“It’s just like riding a bike.”
— unknown source
Once you know how to ride a bike, riding again is easy. The hard part comes when you try to find time to ride it — this adulting business isn’t exactly rife with free time, and unless you’re one of the rare specimens who’ll likely live ’til a rip old age because they commute to work by bike each day, between daycare pickups, drop-offs, extra hours at the 9-5 and a little something called Daylight Savings Time that took all the sunshine with it when it went away, the opportunities to get on your wheels and zip through the city sometimes feel few and far between.
But that’s just it — you can make a whole heap of excuses for why you won’t go biking, but the moment you jump on and get going, the feeling is amazing.

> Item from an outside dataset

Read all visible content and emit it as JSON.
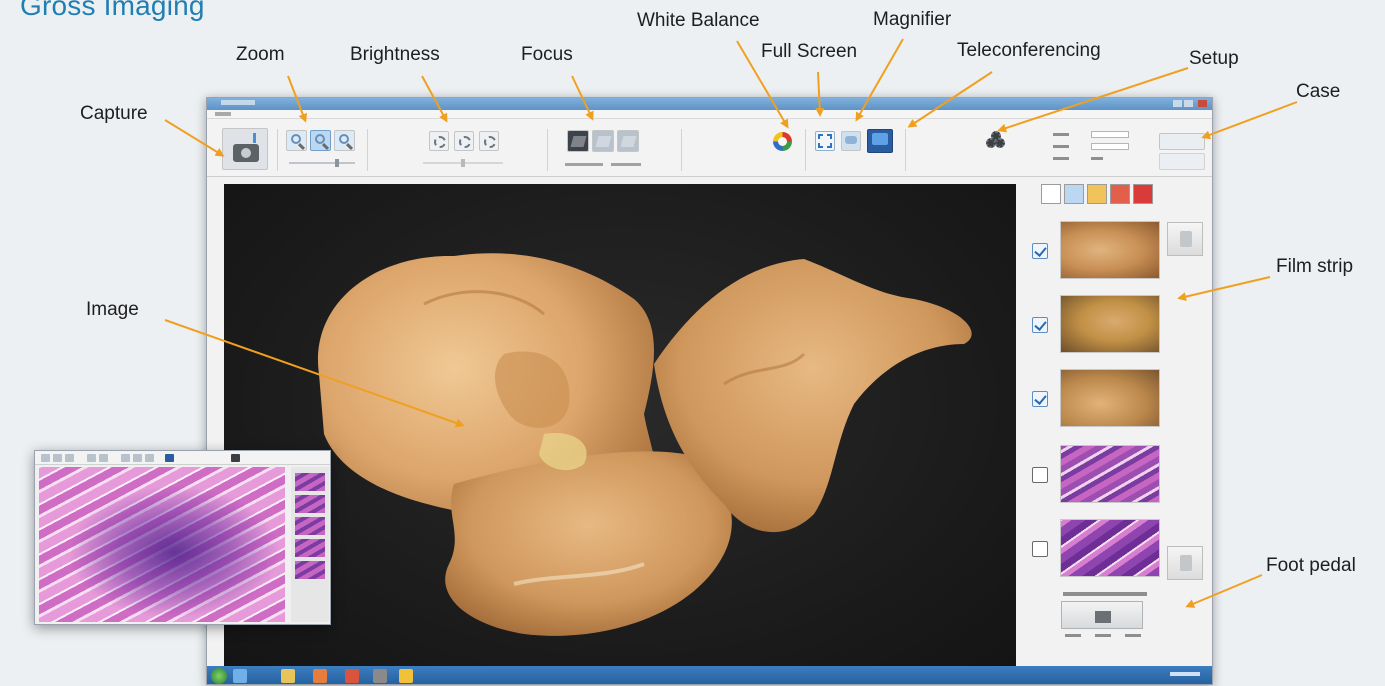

You have to stop stalling, though — there’s no snow on the ground yet, but soon enough, many of us will be hibernating as much as possible, longing for the days where going outside didn’t mean freezing our faces off and biking was a quick way to warm up on even the nippiest of autumn days. You’re going to look back at these days and wonder why you were so hesitant to go out and have a little fun, regretting that you’ll need to wait until spring (or, if you speak Canadian, like, May) to get back on your ride, swearing that you’ll take full advantage of the weather next time and stop leaving for tomorrow the awesome things you could do today!
But why wait until spring — you should hop on that bad boy today while you still can and have some adventures while the weather’s still tolerable!
And with that lesson in mind, that’s exactly what I did — got off of my rear end, made some time to get on my Schwinn, and explored parts of my neighbourhood I’d rarely visit otherwise.
Ladies, gentlemen and children of all ages — I present to you my story of remembering how to bike my city.